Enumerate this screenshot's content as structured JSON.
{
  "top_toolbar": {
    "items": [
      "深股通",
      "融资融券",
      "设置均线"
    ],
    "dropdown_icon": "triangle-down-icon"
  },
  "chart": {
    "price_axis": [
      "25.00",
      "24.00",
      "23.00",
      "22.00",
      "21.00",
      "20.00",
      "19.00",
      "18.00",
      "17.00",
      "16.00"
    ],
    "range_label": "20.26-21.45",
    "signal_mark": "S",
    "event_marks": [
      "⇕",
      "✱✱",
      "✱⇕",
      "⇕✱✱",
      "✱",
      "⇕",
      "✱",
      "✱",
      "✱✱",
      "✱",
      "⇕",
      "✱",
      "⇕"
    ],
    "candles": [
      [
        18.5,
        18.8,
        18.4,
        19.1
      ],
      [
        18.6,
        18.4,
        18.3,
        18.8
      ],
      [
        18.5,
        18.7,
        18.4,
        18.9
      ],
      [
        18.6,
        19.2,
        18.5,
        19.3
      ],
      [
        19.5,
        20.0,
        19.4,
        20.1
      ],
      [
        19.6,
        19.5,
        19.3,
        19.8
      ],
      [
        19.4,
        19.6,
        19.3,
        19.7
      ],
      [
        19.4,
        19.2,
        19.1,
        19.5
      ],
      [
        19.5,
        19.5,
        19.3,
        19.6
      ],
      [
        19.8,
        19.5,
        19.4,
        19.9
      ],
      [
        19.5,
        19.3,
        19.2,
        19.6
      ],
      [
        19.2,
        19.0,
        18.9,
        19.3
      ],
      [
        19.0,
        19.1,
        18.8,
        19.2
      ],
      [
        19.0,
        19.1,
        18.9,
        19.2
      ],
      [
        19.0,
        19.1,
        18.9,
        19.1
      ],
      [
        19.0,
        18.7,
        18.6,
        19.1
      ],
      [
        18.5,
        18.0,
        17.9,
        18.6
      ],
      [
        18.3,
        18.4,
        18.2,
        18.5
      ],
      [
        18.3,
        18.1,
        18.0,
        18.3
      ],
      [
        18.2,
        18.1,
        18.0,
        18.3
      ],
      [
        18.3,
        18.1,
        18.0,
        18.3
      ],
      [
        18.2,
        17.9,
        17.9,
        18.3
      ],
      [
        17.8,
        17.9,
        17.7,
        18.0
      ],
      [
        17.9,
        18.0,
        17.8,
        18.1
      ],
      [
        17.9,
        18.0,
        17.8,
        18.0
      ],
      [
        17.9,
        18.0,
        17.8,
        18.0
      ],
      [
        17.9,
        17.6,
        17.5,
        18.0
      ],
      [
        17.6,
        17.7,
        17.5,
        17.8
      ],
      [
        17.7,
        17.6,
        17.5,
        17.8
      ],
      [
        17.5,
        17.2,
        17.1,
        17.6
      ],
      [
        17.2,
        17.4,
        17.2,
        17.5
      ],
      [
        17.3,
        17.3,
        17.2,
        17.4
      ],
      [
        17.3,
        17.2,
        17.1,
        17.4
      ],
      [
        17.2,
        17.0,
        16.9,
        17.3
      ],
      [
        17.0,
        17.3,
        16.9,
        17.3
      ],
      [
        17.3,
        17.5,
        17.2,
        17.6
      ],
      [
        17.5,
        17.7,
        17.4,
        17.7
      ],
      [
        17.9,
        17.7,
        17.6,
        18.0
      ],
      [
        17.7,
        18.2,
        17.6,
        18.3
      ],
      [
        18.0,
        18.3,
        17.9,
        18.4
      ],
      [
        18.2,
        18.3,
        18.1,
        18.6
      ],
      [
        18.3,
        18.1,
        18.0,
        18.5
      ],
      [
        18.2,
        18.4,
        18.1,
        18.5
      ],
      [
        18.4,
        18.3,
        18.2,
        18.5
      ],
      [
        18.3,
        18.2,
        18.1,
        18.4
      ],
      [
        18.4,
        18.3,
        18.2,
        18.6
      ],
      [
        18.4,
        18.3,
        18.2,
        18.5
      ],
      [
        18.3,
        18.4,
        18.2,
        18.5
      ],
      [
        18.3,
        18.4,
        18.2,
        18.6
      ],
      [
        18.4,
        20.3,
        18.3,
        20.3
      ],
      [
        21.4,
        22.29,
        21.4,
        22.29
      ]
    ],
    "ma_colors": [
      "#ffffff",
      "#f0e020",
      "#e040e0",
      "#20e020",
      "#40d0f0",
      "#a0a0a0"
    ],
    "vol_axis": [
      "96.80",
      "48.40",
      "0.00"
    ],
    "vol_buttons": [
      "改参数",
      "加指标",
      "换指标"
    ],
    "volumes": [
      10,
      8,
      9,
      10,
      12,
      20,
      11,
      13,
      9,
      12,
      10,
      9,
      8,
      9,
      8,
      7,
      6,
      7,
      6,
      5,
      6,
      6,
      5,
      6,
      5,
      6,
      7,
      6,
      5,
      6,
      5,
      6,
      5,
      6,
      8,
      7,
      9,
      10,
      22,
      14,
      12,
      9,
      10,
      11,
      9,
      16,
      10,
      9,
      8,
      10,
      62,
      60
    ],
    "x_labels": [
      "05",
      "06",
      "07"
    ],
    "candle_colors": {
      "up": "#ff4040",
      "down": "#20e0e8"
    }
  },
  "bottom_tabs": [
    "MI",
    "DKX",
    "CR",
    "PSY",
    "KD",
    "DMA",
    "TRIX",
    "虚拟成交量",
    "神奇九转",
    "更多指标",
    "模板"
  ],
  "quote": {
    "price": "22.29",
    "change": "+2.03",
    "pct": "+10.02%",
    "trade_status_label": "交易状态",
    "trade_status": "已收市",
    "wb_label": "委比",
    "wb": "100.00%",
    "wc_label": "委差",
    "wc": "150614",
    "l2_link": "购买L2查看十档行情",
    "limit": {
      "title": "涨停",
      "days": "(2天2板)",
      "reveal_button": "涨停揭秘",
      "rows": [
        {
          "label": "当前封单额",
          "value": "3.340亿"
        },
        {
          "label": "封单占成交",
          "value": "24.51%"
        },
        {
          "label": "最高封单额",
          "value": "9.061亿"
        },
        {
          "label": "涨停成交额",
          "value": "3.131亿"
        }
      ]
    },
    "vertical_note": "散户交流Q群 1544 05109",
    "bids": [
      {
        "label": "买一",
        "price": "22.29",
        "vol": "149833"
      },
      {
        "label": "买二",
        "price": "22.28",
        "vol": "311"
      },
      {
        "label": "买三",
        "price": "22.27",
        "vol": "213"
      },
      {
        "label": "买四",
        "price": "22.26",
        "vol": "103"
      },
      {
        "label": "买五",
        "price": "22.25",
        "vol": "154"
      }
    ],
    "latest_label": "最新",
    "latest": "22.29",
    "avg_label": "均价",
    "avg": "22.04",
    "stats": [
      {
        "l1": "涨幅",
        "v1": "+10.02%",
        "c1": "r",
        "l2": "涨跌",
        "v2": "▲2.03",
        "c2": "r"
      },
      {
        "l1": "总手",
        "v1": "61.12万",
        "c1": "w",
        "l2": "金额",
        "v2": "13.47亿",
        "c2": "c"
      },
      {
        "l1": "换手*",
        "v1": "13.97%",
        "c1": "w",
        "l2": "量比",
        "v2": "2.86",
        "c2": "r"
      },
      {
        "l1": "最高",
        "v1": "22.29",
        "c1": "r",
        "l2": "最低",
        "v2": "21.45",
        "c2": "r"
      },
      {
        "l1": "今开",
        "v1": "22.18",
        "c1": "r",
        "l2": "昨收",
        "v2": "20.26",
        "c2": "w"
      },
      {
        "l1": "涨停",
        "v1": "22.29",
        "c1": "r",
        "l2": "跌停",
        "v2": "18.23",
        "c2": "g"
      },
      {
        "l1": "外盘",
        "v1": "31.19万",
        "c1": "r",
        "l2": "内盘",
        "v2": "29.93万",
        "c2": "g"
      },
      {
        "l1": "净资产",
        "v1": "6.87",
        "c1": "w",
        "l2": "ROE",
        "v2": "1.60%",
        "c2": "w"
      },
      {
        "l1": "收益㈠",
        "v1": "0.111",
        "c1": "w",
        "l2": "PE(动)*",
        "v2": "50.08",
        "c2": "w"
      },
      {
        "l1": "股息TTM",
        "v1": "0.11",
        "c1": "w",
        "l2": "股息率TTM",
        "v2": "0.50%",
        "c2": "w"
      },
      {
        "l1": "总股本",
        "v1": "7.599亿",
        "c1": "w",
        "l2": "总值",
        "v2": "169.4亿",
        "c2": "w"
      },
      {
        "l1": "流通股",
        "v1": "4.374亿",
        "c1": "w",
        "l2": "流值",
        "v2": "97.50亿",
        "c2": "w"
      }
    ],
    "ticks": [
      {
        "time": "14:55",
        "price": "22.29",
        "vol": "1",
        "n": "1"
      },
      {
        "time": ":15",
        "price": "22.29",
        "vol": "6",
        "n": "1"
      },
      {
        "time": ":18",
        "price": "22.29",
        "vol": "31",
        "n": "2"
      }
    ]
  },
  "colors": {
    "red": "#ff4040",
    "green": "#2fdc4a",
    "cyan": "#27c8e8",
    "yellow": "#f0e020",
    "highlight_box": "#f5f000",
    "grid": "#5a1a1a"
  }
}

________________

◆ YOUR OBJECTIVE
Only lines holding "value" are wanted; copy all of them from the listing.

◆ RESPONSE BELOW
          "value": "3.340亿"
          "value": "24.51%"
          "value": "9.061亿"
          "value": "3.131亿"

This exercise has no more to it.